CASTRO VALLEY — Some tempers started boiling over when a recent school board agenda listed a proposed purchase of a $14,000 coffee machine.

What seems to have started the brew ha ha was the way the item was listed on the school board agenda: as an espresso machine. That got comments flying on social media in an election year:

“Return the machine, get a Mr. Coffee, and if Jim Negri wants a latte, well he can go to Starbucks and pay for one from his own income, just the way everyone else in town does,” a parent posted, referring to the school superintendent.

The machine in question is not a standard espresso machine, though apparently it can whip up a mean one. It is an industrial coffee maker that also would quickly heat water for tea and hot chocolate, heat apple cider and steam milk.

But after parents raised a ruckus, the district held off on the purchase.

The machine was part of a plan to expand the district’s in-house catering service to reduce the cost of providing food for school events, train culinary students and possibly offer catering for activities outside the district.

Yes, $14,000 is a lot of money, school board member Janice Friesen said. But the machine would get a lot of use.

“We want something that will last and be a good investment,” Friesen said.

Currently, Castro Valley students enrolled in the vocational culinary program travel to the regional occupational center campus near Chabot College in Hayward to take classes. The coffee maker was part of plan that would allow them to get hands-on training in Castro Valley instead.

The machine also would have been used to serve drinks at district functions. Castro Valley Unified said “expanding district catering services” when mentioning meals provided at school workshops, planning sessions, teacher training, etc. For many, catering conjures up an image of waiters with trays of appetizers.

What the district was referring to is breakfasts for staff at the beginning of the year, basic lunches and light breakfasts for all-day training sessions, food at after-school sessions for teachers, etc. While there may be a coffee pot at each site, when staffs from three or four schools gather, that coffee pot cannot fill the demand, Friesen said.

“If it’s after school and you’re asking people to come for development, you cannot not give them something. You have to feed them,” she said.

Castro Valley has paid other local school districts to provide food at staff events, Friesen said.
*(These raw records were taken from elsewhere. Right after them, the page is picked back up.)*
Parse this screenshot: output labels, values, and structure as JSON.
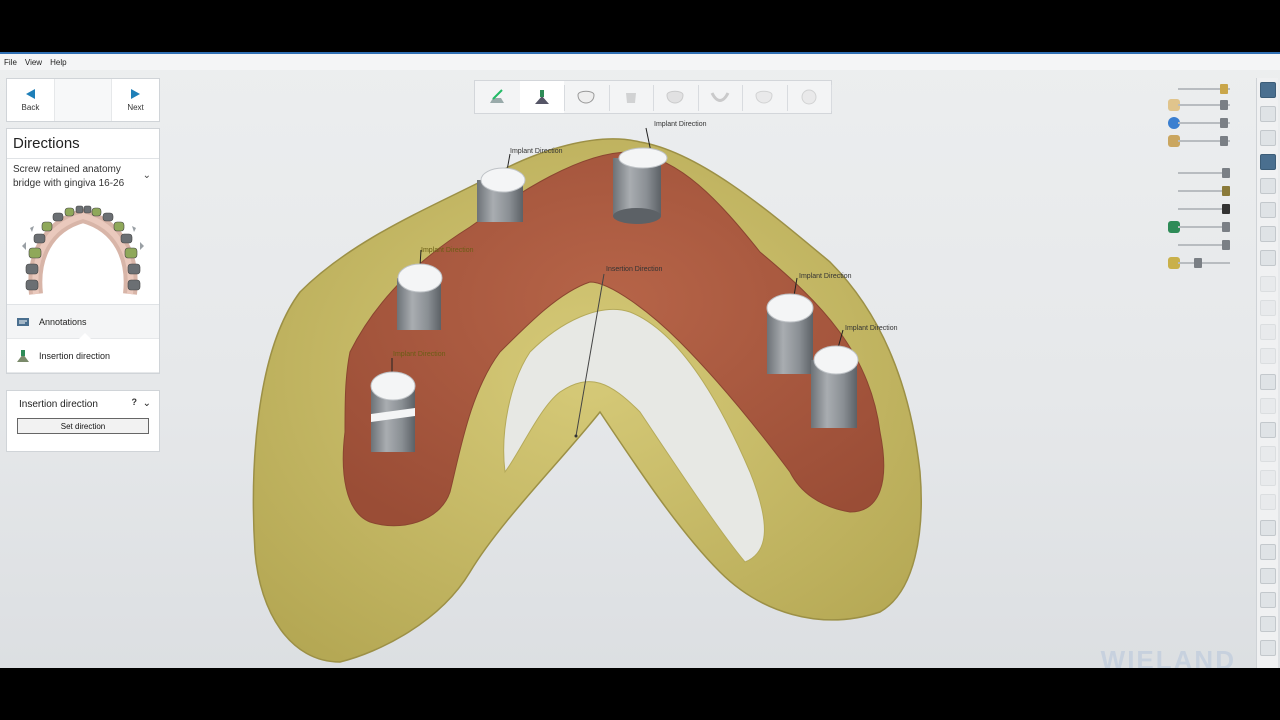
{
  "menu": {
    "items": [
      "File",
      "View",
      "Help"
    ]
  },
  "nav": {
    "back_label": "Back",
    "next_label": "Next"
  },
  "panel": {
    "title": "Directions",
    "case_line1": "Screw retained anatomy",
    "case_line2": "bridge with gingiva 16-26",
    "tools": [
      {
        "label": "Annotations",
        "icon": "annotations-icon"
      },
      {
        "label": "Insertion direction",
        "icon": "insertion-direction-icon"
      }
    ]
  },
  "subpanel": {
    "title": "Insertion direction",
    "help": "?",
    "button": "Set direction"
  },
  "toolbar": {
    "steps": [
      "scan-step-icon",
      "directions-step-icon",
      "crown-step-icon",
      "abutment-step-icon",
      "framework-step-icon",
      "gingiva-step-icon",
      "cutback-step-icon",
      "finish-step-icon"
    ],
    "active_index": 1
  },
  "viewport": {
    "labels": {
      "implant1": "Implant Direction",
      "implant2": "Implant Direction",
      "implant3": "Implant Direction",
      "implant4": "Implant Direction",
      "implant5": "Implant Direction",
      "implant6": "Implant Direction",
      "insertion": "Insertion Direction"
    }
  },
  "colors": {
    "gingiva": "#a8583f",
    "model": "#c9bd6a",
    "cylinder": "#8e9398",
    "accent": "#1e7fb8"
  },
  "watermark": "WIELAND"
}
The district also holds a teacher of the year event at the Castro Valley Center for the Performing Arts, which an outside vendor caters.
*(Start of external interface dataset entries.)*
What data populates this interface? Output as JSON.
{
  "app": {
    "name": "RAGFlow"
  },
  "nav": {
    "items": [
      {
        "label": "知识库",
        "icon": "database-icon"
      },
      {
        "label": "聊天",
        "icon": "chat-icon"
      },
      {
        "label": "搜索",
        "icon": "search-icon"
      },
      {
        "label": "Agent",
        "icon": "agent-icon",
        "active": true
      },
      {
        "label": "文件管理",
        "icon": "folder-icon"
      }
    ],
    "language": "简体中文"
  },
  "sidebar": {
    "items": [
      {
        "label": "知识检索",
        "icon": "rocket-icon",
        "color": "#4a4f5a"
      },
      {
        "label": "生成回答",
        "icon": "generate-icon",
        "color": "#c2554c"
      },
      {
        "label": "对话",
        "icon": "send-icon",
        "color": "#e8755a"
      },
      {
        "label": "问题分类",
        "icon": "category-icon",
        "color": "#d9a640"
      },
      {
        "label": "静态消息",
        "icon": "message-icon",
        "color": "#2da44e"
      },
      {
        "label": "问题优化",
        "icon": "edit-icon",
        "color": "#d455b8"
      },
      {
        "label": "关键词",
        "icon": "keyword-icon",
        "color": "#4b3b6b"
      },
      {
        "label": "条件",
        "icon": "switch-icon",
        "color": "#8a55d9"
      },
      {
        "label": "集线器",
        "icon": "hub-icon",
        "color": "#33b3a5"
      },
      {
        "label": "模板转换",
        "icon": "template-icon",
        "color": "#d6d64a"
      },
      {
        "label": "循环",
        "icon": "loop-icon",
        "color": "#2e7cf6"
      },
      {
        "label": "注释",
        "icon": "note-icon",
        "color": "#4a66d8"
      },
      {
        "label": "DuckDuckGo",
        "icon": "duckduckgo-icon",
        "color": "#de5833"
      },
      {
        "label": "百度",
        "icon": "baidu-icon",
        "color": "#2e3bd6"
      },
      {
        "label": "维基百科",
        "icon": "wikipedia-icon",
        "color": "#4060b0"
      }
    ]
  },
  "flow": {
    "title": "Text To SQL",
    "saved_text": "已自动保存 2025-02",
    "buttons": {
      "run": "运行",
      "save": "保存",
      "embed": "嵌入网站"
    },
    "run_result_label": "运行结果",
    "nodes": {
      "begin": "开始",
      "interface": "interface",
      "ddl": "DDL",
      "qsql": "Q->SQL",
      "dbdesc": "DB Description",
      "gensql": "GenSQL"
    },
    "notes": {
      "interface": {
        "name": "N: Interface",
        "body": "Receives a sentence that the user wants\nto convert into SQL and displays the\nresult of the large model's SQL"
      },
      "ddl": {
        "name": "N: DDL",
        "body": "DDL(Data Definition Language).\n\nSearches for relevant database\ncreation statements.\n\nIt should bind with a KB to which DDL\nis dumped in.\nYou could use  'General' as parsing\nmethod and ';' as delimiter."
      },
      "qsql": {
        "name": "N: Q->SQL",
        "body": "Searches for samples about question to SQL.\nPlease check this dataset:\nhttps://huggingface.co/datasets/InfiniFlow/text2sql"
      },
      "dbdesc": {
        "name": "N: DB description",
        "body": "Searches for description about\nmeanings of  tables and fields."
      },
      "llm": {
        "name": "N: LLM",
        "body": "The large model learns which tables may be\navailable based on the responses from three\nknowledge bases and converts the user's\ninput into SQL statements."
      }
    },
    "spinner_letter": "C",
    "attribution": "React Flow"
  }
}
“Wouldn’t it be wonderful if our school district catered it and our school district got the money?” Friesen asked.

The money to buy the machine would not being diverted away from classrooms. It’s in the food services budget, whose funds are restricted (they can’t be spent elsewhere).

The coffee maker was to be part of a plan to revitalize the district’s food service program proposed by Brenda Lightfoot-Handy, hired earlier this year as head of child nutrition.

The official statement from Superintendent Negri:

“Questions have been raised about a purchase for our Child Nutrition Program, and in an effort to be responsive to our school community, we have made a decision to hold the purchase. Long term, we feel the investment in this commercial grade coffee and beverage machine would expand the capacity of our catering program, as well as benefit our vocational education food and catering program. However, given that we are in the process of developing these programs, for now we believe it is prudent to hold the purchase. Our community hears us when we ask for their support, and, in turn, we must hear them when they raise questions and concerns. I hope the decision to revisit the purchase reflects our commitment to be responsible partners with our community members and staff.”